24 Jul Company news: Scentrics granted valuable patent in the US
Scentrics — a UK-based cybersecurity and machine learning company — has been granted a patent by the United States Patent and Trademarks Office for ‘Mobile Device Security’, one of the vital ingredients of its unique solution for ensuring both the privacy of your digital life and the safeguarding of national security through its architectural solution.
This is the company’s 11th successful patent application, affording Scentrics protection against imitators in key marketplaces. Further patent applications are also under consideration by the relevant offices worldwide, and the company will be giving updates as required.
Why is this important news? The value of Scentrics’ innovation is in its creation of new ways to conduct private messaging and encrypt digital content of all kinds for all platforms. Scentrics’ solution provides one-click privacy. Simple to use and implement, it’s completely scalable to protect an internet-sized population of humans and machines.
This sought-after IP is key to the value of Scentrics and its market. It has been the result of excellent academic input and industry collaboration.
The business offers a value proposition to all telco service providers, and others, looking to comply with the market-driven forces of privacy, balanced with domestic and international law, legal and regulatory constraints.
Platform for privacy
The main thrust of our commercial enterprise is to licence our specific techniques and their implementation to telcos, governments and application developers. We offer a platform that others can use to enable privacy for unlimited use cases — from simple mobile applications, to IoT and smart cities.
Our ‘Mobile Device Security‘ patent, put very simply, describes a method for encrypting and decrypting messages using centralised, separate key servers to create, store and distribute the keys used to carry out those encryption actions. And for the recovery of specific keys should the service owners be served with a legal warrant by security or law enforcement agencies.
A second patent, ‘System and method of enforcing a computer policy‘, is also owned by Scentrics in multiple territories. This is designed to help enterprises keep information and devices secure by only allowing access to encryption keys – once again, kept on a remote server – if the device is verified to be operating according to the organisation’s security policies. If it is not, then the organisation can restrict the functionality of the device, by preventing it from connecting to the Internet, for example. It can also protect against the theft or loss of the device by preventing access to information, over and above the built-in security of the device itself. This patent describes certain important aspects of our key management methods and will also be key to Scentrics’ movement into corporate markets in the future.
Between these two patents, and their successful grant in key territories, Scentrics has a robust defence against potential competitors and this gives us an important ‘foot-in-the-door’ when we approach potential customers.
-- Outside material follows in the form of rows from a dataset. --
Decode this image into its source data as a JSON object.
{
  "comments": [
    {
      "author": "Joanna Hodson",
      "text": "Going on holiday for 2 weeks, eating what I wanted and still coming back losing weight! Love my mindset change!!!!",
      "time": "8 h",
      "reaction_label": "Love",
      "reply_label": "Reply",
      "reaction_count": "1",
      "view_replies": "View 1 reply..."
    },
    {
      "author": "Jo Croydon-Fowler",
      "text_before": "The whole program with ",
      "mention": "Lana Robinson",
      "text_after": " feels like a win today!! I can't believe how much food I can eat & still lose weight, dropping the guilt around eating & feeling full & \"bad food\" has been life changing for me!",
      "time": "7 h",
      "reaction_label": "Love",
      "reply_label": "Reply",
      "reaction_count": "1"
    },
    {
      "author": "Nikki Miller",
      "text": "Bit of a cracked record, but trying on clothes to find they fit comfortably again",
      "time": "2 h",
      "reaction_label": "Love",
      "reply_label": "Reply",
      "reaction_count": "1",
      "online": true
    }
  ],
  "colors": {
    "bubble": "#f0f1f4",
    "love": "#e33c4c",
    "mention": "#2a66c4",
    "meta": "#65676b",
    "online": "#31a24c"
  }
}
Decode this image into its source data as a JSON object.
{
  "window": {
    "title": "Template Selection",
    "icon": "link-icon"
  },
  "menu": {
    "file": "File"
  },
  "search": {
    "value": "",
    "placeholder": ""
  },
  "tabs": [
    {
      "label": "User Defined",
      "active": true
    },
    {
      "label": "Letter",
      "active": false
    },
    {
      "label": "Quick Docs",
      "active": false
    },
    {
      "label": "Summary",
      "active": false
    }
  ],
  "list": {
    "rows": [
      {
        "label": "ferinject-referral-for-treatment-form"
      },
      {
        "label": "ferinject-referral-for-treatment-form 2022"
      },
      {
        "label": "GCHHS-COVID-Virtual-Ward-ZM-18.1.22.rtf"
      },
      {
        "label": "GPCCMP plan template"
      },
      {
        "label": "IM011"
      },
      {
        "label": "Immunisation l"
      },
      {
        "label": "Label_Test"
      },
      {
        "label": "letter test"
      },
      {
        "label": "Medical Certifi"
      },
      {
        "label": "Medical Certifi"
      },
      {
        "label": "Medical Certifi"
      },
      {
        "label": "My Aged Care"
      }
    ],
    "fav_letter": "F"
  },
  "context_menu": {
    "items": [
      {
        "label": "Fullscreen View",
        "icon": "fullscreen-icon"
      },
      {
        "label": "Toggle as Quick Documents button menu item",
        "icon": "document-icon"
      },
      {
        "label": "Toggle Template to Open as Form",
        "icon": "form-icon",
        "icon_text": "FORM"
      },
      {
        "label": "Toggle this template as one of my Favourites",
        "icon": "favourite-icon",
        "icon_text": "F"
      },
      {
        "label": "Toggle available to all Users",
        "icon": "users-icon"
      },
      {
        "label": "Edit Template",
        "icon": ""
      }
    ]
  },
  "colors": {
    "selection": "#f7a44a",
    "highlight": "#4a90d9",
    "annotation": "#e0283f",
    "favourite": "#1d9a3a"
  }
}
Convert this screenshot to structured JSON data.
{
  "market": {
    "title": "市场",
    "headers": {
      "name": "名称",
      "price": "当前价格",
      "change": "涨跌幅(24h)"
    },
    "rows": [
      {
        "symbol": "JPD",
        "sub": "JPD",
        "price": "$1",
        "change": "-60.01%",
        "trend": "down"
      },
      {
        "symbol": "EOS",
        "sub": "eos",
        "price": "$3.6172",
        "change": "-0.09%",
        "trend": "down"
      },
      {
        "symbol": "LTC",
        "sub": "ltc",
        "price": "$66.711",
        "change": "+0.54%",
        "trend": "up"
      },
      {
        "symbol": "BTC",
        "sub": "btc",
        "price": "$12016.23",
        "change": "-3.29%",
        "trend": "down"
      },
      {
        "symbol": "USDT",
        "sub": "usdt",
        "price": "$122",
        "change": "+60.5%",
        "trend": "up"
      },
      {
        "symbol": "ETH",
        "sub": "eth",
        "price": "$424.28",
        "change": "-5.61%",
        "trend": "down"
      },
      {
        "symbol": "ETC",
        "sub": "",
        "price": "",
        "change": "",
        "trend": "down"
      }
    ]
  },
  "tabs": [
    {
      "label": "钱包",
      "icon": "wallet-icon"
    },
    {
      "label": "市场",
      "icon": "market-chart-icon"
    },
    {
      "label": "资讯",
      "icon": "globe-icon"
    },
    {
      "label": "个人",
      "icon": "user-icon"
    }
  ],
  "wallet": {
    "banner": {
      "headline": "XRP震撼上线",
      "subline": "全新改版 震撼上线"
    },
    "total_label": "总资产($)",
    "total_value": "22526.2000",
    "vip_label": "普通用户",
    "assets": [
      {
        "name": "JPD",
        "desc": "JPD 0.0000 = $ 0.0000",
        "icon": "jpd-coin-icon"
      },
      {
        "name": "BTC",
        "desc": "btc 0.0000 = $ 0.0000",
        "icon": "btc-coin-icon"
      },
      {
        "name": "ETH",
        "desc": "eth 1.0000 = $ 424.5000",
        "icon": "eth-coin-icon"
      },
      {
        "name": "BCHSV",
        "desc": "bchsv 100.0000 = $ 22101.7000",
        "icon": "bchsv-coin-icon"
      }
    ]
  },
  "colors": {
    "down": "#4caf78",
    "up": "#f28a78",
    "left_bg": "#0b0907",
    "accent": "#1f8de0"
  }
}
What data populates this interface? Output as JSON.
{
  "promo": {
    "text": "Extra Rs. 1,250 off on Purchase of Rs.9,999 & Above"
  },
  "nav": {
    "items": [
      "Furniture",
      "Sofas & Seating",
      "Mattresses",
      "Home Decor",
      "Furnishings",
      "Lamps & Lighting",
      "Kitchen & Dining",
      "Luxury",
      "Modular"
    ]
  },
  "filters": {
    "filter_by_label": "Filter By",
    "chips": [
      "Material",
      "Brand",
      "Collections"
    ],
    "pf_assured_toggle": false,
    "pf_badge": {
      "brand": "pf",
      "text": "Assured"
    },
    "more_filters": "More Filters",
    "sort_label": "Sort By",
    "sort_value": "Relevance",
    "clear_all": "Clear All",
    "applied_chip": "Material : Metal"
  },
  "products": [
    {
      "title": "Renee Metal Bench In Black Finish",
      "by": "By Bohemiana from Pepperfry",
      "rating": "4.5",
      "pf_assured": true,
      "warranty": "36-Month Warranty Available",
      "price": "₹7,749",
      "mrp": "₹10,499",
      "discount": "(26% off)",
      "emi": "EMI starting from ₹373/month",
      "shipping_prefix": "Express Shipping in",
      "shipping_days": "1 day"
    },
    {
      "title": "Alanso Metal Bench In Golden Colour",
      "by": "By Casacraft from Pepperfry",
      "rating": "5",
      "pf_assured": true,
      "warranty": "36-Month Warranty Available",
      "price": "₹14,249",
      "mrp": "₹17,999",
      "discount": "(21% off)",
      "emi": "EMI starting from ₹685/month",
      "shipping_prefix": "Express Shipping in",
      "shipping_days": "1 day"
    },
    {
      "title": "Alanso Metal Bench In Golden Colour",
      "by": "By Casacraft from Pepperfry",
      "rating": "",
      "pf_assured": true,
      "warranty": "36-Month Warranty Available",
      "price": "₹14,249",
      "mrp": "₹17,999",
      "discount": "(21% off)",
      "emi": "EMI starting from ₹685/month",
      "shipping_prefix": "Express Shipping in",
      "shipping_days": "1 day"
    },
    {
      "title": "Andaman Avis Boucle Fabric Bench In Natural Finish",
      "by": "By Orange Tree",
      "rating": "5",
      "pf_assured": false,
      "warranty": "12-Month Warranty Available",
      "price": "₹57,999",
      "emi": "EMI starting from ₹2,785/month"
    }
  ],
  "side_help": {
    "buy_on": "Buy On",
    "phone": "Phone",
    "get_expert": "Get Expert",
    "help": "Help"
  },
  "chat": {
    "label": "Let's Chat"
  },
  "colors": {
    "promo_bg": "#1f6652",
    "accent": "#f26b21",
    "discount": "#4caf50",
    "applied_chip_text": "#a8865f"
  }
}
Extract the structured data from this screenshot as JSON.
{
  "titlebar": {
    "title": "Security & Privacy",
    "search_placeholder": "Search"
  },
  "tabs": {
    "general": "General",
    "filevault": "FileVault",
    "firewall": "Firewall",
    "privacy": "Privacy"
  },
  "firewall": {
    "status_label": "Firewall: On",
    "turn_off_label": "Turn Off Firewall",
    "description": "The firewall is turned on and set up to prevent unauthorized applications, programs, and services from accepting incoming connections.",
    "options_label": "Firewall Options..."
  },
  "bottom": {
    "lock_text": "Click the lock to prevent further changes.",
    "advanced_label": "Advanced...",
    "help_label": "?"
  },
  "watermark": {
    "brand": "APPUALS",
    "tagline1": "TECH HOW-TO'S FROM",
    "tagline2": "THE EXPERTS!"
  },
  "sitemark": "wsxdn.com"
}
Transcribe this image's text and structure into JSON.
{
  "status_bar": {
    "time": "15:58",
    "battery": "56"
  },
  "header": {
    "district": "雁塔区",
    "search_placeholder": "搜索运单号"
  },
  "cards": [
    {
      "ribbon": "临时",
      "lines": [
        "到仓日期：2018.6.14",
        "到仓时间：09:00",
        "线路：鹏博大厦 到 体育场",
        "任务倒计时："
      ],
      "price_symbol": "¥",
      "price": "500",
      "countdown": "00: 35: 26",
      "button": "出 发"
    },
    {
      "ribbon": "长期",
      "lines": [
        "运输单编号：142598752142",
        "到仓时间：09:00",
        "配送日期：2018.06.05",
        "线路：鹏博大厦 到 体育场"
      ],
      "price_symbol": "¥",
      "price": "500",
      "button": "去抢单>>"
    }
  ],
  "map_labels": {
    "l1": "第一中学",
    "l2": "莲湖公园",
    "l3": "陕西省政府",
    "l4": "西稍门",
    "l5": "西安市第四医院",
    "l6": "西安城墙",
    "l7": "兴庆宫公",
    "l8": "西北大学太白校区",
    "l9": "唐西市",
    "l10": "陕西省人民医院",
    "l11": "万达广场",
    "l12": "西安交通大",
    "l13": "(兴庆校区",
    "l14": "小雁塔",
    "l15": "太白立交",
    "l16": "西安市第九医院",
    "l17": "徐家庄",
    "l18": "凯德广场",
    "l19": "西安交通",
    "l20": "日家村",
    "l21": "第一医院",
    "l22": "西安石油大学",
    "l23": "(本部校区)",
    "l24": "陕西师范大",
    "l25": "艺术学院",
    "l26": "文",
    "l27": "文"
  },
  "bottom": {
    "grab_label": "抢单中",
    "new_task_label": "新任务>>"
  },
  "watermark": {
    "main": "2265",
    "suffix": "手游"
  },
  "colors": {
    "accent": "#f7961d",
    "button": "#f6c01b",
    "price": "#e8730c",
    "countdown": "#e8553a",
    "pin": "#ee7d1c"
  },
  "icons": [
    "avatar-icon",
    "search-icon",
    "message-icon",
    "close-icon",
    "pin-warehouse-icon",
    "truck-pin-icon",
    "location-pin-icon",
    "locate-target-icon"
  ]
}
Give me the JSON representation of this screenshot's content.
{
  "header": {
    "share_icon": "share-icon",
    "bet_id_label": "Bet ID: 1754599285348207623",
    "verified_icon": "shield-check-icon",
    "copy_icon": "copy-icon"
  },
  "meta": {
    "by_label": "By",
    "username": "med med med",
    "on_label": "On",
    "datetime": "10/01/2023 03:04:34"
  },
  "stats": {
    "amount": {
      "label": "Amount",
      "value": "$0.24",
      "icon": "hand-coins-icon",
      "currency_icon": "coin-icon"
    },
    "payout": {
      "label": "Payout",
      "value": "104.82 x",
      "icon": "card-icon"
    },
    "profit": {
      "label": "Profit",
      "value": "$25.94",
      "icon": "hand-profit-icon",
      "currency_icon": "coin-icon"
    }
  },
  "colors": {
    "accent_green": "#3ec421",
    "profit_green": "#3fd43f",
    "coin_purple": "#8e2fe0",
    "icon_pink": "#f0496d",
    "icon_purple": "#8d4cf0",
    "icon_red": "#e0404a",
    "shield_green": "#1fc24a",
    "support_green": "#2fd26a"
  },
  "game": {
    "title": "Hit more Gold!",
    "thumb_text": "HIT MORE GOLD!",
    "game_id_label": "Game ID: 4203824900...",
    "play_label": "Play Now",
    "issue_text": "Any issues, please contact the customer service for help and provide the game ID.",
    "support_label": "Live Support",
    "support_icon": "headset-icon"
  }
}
It would be very difficult to imitate our solution, the importance of which is becoming increasingly evident as both the demand for digital privacy and the shortcomings of existing encryption methods become clearer.